  • Silicones

For elastic bonding, silicone is king. Products in this class are selected for their ability to absorb and tolerate dynamic stress. They are available in one- and two-part versions and allow the bonding of a wide variety of substrates.

The key characteristics of silicones are low modulus, high elongation to failure (200-600 per cent) and are generally capable of withstanding temperatures of up to 250°C. Some grades even offer performance up to 350°C. They have a high gap filling and sealing capacity, good durability and are resistant to humidity, ozone and UV radiation.

In a maintenance environment silicone products are generally used for sealing parts and with operating temperatures in excess of 200°C they are the obvious choice when high temperatures are involved.

  • Modified silanes

An ability to bond just about any substrate and compatibility with most paint systems make modified silanes another good option for flexible bonding. Mainly one-component products, they cure by reaction with moisture so no primer is needed to achieve a good bond.

Typically they are used to seal joints and seams on a broad variety of structures including air conditioning and ventilation equipment and they can be used for interior and exterior applications.

Although application areas are very similar to those for polyurethanes, modified silanes do not require a primer. They are a good general-purpose product where larges surfaces are involved.

INSTANT BONDING

The benefit of instant adhesives is clear. They cure very quickly when confined between surfaces and are chosen for bonding small parts to achieve extremely fast fixturing. Historically, this group of adhesives was only suitable for close-fitting surfaces, but now formulations are also available that are able to gap fill and this extends their potential in maintenance engineering considerably.

Instant adhesives come in a variety of types, optimised for specific application requirements such as the parts to be bonded, the loads to be resisted, the joint geometry and the process parameters. New high temperature instants will also withstand exposure up to 120C for short periods.

  • Threadlocking and sealing

These applications are where adhesive technology has perhaps the greatest foothold in maintenance and repair.
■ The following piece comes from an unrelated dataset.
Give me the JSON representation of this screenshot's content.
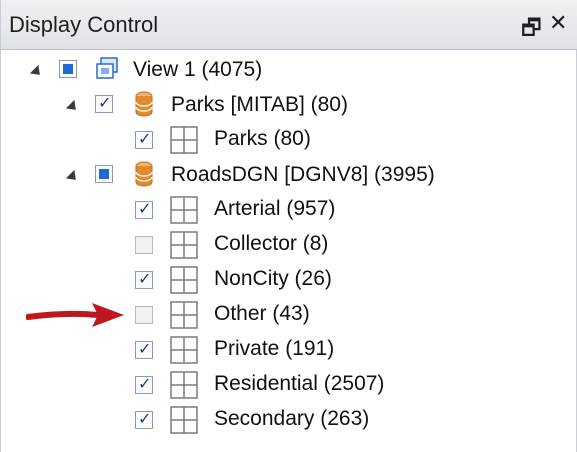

It is widely used but, as with adhesive bonding, there are a variety of options from which to choose the best product for the task.

The main benefits of threadlocking adhesives over traditional mechanical locking devices is that they prevent self-loosening and secure any threaded fastener against vibration and shock loads. They are easy flowing or semi solid formulations which completely fill the gaps between mating threads, eliminating fretting corrosion by creating a unitised assembly.

Thread sealants do a similar job but are primarily designed to create an instant, low pressure seal. The substrates involved are the main criterion when selecting the most appropriate thread sealant for the job.

As a rule of thumb anaerobic sealants are used on metal fittings and silicones on plastic and plastic/metal combinations. Sealing cord is the best choice for metal and plastic tapered threads and offers the benefit of post assembly adjustment.

  • Gasketing

Gasketing sealants provide an instant seal that resists high pressure when fully cured. Many factors influence adhesive choice but broadly anaerobic products are for rigid flanges where the sealing gap is zero or very small. Silicone gasketing materials are best suited for large gap applications and assemblies where flange movement occurs.

For more information or advice on selecting the best adhesive product for your application, visit www.loctite-maintenance.co.uk

http://www.engineersjournal.ie/wp-content/uploads/2013/10/Glue-1024x768.jpghttp://www.engineersjournal.ie/wp-content/uploads/2013/10/Glue-300x300.jpgDavid O'RiordanChemmachinery,manufacturing
  Engineering adhesives and compounds are playing an increasingly important role in the build quality of manufacturing equipment and machinery and their ongoing reliability. These products are used structurally at the design and manufacturing stage to achieve more static and dynamic strength, to save weight, prevent leak paths and eliminate...